Global warming due to anthropogenic factors can be amplified or dampened by natural climate oscillations, especially those involving sea surface temperatures (SSTs) in the North Atlantic which vary on a multidecadal scale (Atlantic multidecadal variability, AMV). Be- cause the instrumental record of AMV is short, long-term behavior of AMV is unknown, but climatic teleconnections to regions beyond the North Atlantic offer the prospect of reconstructing AMV from high-resolution records elsewhere. Annually resolved titanium from an annually laminated sedimentary record from Ellesmere Island, Canada, shows that the record is strongly influenced by AMV via atmospheric circulation anomalies. Significant correlations between this High-Arctic proxy and other highly resolved Atlantic SST proxies demonstrate that it shares the multidecadal variability seen in the Atlantic. Our record provides a reconstruction of AMV for the past ∼3 millennia at an unprecedented time resolution, indicating North Atlantic SSTs were coldest from ∼1400–1800 CE, while current SSTs are the warmest in the past ∼2,900 y.
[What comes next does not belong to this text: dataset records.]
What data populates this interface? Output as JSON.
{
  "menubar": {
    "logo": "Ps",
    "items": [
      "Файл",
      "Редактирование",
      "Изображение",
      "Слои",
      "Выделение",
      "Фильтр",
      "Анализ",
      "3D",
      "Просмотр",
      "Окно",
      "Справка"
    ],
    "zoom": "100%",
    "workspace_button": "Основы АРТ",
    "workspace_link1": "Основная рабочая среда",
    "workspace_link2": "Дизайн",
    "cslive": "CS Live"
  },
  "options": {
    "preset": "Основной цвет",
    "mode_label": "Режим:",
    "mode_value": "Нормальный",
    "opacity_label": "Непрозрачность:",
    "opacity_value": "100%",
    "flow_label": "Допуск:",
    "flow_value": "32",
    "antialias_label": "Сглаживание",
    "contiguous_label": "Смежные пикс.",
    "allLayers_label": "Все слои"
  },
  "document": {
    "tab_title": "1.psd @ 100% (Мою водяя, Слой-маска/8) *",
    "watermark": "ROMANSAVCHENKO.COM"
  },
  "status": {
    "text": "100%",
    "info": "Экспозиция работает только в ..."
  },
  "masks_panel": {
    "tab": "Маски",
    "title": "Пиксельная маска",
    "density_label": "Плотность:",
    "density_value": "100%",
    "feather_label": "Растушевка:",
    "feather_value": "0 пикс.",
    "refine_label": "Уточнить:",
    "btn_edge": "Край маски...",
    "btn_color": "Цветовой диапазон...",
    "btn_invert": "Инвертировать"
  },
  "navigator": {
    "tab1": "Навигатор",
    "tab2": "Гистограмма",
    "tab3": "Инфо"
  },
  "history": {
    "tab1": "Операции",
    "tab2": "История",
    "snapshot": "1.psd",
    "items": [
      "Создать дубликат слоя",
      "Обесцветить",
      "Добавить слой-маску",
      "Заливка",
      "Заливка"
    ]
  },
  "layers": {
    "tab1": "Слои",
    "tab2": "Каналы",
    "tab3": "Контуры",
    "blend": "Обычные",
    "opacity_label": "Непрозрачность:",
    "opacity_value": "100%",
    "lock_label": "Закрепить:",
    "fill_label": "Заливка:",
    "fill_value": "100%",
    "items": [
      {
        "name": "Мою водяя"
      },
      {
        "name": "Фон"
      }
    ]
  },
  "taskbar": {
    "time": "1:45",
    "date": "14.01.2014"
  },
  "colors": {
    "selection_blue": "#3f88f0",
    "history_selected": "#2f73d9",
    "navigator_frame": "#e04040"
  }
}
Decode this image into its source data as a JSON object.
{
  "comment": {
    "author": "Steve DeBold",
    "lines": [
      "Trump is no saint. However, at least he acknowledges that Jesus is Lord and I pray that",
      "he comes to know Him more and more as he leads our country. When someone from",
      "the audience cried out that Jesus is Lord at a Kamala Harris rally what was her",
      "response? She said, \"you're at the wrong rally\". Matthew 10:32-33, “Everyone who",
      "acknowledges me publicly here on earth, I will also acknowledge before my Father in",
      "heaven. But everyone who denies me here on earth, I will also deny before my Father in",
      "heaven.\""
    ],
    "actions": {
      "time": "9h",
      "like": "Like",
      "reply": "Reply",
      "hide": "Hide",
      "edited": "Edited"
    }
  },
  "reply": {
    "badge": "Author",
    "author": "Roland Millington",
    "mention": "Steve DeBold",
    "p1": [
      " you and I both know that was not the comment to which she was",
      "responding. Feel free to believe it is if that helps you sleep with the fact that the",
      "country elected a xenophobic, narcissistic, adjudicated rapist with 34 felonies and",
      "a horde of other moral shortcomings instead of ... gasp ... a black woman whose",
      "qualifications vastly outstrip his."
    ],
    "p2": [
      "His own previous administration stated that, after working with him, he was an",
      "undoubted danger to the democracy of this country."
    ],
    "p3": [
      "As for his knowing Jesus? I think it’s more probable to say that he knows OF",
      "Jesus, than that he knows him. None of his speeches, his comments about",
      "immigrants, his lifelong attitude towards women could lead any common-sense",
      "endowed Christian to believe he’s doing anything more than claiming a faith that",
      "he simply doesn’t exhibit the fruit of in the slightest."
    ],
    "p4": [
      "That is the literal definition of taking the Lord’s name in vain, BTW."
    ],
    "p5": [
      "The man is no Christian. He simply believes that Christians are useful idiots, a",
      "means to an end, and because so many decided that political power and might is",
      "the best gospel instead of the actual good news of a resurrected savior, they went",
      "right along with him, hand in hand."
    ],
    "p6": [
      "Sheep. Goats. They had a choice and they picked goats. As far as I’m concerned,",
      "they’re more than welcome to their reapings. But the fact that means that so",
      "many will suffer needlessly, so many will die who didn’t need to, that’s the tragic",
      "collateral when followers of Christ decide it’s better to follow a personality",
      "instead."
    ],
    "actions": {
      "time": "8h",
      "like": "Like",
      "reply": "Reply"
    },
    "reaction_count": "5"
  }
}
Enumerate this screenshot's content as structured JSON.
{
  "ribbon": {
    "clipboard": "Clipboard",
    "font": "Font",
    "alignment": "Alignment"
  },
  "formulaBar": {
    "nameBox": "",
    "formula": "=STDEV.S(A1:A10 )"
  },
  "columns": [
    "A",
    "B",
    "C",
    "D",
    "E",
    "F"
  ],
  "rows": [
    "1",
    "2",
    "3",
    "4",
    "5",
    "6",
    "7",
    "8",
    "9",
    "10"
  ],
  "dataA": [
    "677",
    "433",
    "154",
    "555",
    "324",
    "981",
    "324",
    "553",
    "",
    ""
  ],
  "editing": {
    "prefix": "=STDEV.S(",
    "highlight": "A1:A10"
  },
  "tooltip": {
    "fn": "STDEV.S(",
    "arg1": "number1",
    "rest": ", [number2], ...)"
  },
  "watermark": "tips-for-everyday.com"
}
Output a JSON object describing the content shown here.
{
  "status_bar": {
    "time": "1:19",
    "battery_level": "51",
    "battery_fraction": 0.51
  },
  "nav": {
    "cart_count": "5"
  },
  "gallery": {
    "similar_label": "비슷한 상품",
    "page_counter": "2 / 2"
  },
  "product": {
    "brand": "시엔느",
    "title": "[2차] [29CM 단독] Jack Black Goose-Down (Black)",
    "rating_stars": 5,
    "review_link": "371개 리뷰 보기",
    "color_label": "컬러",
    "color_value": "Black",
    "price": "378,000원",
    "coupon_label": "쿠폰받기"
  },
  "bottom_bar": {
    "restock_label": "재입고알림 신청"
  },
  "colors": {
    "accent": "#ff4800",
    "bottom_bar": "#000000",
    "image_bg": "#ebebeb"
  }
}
Review of hydroclimate, limnology, periglacial geomorphology and permafrost monitoring in the App Linne-Gronfjorden region of Svalbard, and recommendations for future research.